* _Exercise brief_: Copy the entries exactly. Leave out any pictures.

* _Supplied material_:
+---+
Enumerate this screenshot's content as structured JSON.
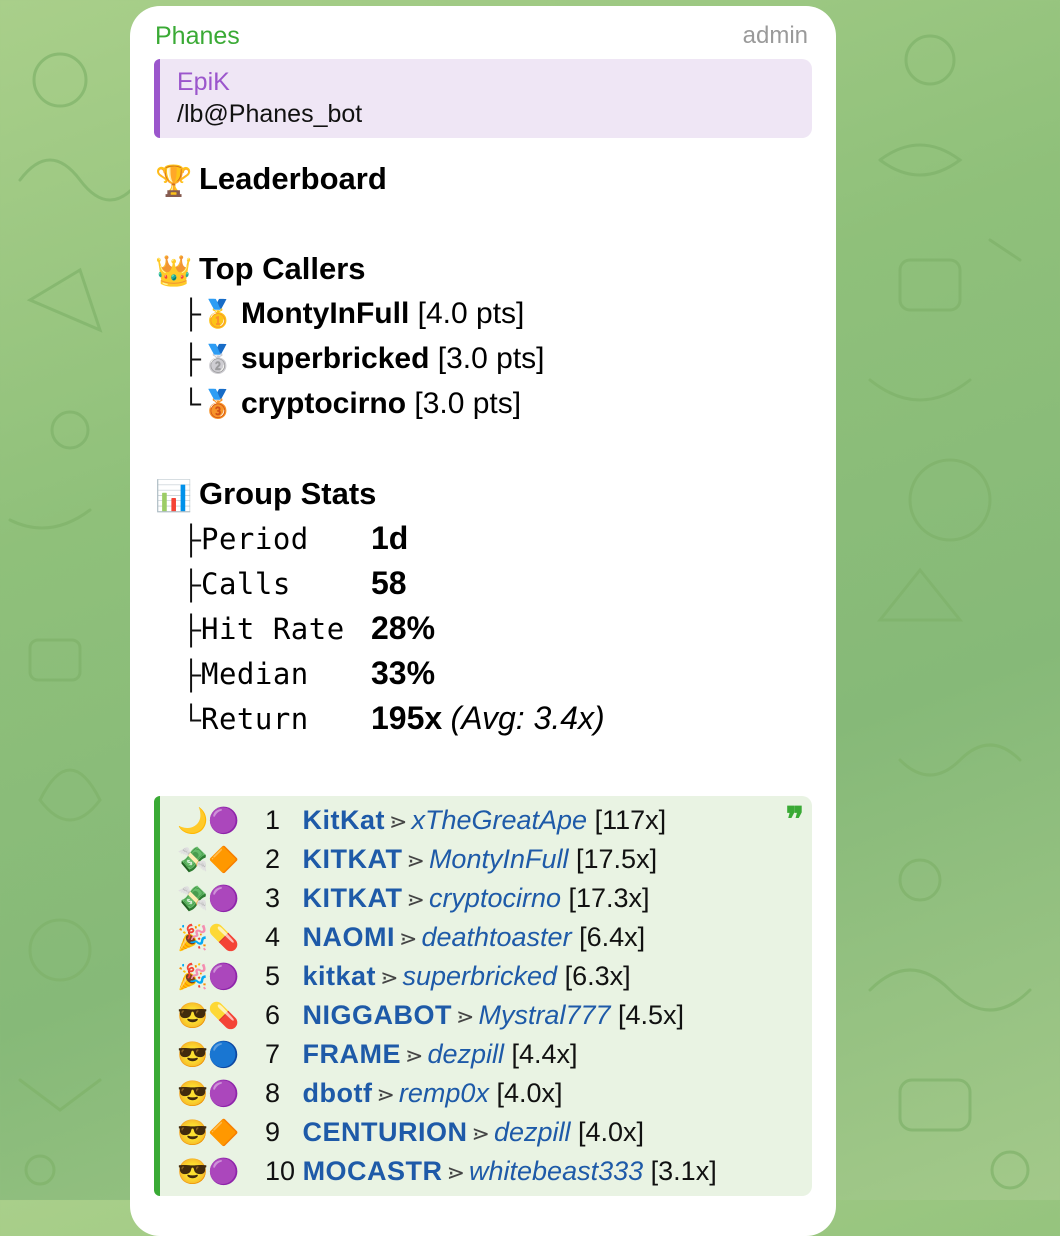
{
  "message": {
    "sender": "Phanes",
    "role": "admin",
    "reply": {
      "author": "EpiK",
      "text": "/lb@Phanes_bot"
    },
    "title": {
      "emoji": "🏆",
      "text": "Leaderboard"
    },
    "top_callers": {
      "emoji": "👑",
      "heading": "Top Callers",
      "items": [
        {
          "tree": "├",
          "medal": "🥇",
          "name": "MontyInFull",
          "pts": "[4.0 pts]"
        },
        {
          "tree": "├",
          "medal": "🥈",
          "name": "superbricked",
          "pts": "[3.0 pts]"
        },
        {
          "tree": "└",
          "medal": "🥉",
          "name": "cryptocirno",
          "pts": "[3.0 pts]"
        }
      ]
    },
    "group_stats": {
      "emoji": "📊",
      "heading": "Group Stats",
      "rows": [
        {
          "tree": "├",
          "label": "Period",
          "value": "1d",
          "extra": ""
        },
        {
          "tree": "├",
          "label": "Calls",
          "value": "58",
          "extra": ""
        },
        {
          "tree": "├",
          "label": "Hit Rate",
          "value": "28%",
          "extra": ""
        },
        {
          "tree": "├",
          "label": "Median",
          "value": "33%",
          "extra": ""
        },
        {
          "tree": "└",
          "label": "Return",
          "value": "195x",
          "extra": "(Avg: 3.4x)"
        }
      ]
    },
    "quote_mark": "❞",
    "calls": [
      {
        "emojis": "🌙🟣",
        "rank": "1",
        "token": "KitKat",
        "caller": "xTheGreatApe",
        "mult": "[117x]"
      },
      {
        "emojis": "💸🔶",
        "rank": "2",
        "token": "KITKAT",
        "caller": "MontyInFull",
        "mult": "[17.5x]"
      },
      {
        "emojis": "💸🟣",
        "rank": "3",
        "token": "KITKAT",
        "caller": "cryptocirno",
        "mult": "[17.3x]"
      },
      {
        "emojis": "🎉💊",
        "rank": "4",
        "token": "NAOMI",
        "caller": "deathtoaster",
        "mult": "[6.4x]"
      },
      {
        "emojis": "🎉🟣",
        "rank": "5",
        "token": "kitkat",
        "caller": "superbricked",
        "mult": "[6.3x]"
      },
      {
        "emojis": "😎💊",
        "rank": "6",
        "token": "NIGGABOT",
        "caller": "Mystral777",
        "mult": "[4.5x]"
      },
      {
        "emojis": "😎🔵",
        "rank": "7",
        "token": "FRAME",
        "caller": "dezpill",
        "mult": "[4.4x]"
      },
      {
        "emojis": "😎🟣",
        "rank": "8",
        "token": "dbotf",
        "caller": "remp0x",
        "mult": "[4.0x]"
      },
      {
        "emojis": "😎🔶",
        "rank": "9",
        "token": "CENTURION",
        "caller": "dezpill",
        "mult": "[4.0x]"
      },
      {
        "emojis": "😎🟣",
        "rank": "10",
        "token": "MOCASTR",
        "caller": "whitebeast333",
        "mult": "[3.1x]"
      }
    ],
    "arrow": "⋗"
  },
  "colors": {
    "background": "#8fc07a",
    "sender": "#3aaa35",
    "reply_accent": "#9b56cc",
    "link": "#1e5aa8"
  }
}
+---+
* _Answer space_:
Enumerate this screenshot's content as structured JSON.
{
  "message": {
    "sender": "Phanes",
    "role": "admin",
    "reply": {
      "author": "EpiK",
      "text": "/lb@Phanes_bot"
    },
    "title": {
      "emoji": "🏆",
      "text": "Leaderboard"
    },
    "top_callers": {
      "emoji": "👑",
      "heading": "Top Callers",
      "items": [
        {
          "tree": "├",
          "medal": "🥇",
          "name": "MontyInFull",
          "pts": "[4.0 pts]"
        },
        {
          "tree": "├",
          "medal": "🥈",
          "name": "superbricked",
          "pts": "[3.0 pts]"
        },
        {
          "tree": "└",
          "medal": "🥉",
          "name": "cryptocirno",
          "pts": "[3.0 pts]"
        }
      ]
    },
    "group_stats": {
      "emoji": "📊",
      "heading": "Group Stats",
      "rows": [
        {
          "tree": "├",
          "label": "Period",
          "value": "1d",
          "extra": ""
        },
        {
          "tree": "├",
          "label": "Calls",
          "value": "58",
          "extra": ""
        },
        {
          "tree": "├",
          "label": "Hit Rate",
          "value": "28%",
          "extra": ""
        },
        {
          "tree": "├",
          "label": "Median",
          "value": "33%",
          "extra": ""
        },
        {
          "tree": "└",
          "label": "Return",
          "value": "195x",
          "extra": "(Avg: 3.4x)"
        }
      ]
    },
    "quote_mark": "❞",
    "calls": [
      {
        "emojis": "🌙🟣",
        "rank": "1",
        "token": "KitKat",
        "caller": "xTheGreatApe",
        "mult": "[117x]"
      },
      {
        "emojis": "💸🔶",
        "rank": "2",
        "token": "KITKAT",
        "caller": "MontyInFull",
        "mult": "[17.5x]"
      },
      {
        "emojis": "💸🟣",
        "rank": "3",
        "token": "KITKAT",
        "caller": "cryptocirno",
        "mult": "[17.3x]"
      },
      {
        "emojis": "🎉💊",
        "rank": "4",
        "token": "NAOMI",
        "caller": "deathtoaster",
        "mult": "[6.4x]"
      },
      {
        "emojis": "🎉🟣",
        "rank": "5",
        "token": "kitkat",
        "caller": "superbricked",
        "mult": "[6.3x]"
      },
      {
        "emojis": "😎💊",
        "rank": "6",
        "token": "NIGGABOT",
        "caller": "Mystral777",
        "mult": "[4.5x]"
      },
      {
        "emojis": "😎🔵",
        "rank": "7",
        "token": "FRAME",
        "caller": "dezpill",
        "mult": "[4.4x]"
      },
      {
        "emojis": "😎🟣",
        "rank": "8",
        "token": "dbotf",
        "caller": "remp0x",
        "mult": "[4.0x]"
      },
      {
        "emojis": "😎🔶",
        "rank": "9",
        "token": "CENTURION",
        "caller": "dezpill",
        "mult": "[4.0x]"
      },
      {
        "emojis": "😎🟣",
        "rank": "10",
        "token": "MOCASTR",
        "caller": "whitebeast333",
        "mult": "[3.1x]"
      }
    ],
    "arrow": "⋗"
  },
  "colors": {
    "background": "#8fc07a",
    "sender": "#3aaa35",
    "reply_accent": "#9b56cc",
    "link": "#1e5aa8"
  }
}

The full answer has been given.